St James’ Baths

The leisure centre was first opened in June 1932 and it once hosted The Beatles in the 1960s. But as a result of falling into disrepair and structural issues, the building closed down in September 2013.

East Leeds Leisure Centre

Built in 1985, this structure was closed down in March 2011 and was used as a free school for students in 2016.

Rhodesway Pool, Allerton

The centre was built in 1974 and became popular with visitors and members. However, due to alleged cuts in government funding, the building was forced to shut down in July 2011, along with Manningham Pool, which devastated the public so much they held fierce protests, predominantly from the Bradford Dolphin Swimming Club members, who had trained there for more than 30 years.

Manningham Pool, Bradford

It was designed by Frederick Edwards and opened to the public in 1904. It was closed down at the same time as Rhodesway Pool in 2011 and this resulted in backlash coming from the public, including members of the Victorian Society who dubbed the closure a ‘crime’.

South Leeds Leisure Centre, Beeston

The centre was built in 1980 and the facility became an asset to the people of Beeston. So much so that when plans were announced to shut the building down in 2010, a campaign was launched to stop it from happening.

Postcards were signed by more than 2,000 people who opposed the plan. However, despite their efforts, the building closed down in November 2010.

East Hull Baths

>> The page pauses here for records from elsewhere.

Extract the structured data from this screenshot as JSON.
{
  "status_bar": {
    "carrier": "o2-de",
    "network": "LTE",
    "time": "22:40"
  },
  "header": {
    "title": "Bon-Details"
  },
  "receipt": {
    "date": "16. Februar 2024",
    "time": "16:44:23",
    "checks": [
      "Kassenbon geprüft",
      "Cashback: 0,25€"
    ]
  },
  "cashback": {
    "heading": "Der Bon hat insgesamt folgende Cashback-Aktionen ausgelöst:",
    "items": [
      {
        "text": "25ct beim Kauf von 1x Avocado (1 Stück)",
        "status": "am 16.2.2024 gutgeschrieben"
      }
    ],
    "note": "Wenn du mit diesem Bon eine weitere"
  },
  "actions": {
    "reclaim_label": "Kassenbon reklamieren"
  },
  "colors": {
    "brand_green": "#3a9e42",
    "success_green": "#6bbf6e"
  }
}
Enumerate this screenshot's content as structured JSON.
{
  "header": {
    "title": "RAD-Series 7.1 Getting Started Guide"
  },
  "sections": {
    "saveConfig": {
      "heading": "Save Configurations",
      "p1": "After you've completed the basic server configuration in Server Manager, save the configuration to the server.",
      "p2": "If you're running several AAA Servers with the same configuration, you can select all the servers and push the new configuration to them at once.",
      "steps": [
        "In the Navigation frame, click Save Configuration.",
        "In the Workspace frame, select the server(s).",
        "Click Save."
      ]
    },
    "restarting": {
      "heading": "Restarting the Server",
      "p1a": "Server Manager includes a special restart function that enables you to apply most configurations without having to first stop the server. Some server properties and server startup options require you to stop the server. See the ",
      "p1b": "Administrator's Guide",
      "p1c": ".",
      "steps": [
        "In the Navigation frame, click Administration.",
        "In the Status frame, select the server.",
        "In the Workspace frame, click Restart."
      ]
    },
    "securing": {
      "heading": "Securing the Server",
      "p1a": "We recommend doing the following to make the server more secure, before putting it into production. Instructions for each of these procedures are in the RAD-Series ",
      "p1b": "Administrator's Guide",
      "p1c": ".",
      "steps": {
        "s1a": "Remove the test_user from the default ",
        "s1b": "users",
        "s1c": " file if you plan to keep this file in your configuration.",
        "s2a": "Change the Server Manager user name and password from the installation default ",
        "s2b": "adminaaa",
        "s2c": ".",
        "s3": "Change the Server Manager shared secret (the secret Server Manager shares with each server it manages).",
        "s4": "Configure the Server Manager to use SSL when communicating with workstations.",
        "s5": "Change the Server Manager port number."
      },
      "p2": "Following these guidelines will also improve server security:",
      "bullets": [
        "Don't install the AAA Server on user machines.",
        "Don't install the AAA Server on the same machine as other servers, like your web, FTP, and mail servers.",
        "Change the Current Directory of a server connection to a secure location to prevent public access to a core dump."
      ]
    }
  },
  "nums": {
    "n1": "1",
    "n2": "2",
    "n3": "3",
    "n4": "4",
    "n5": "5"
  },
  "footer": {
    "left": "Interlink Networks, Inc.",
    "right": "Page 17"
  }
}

The Victorian building was first opened in 1989 on Holderness Road. The decision to close the facility down was met with outrage from the public, however, it was decided that the building was ageing and needed a revamp.

Ripon Spa Baths.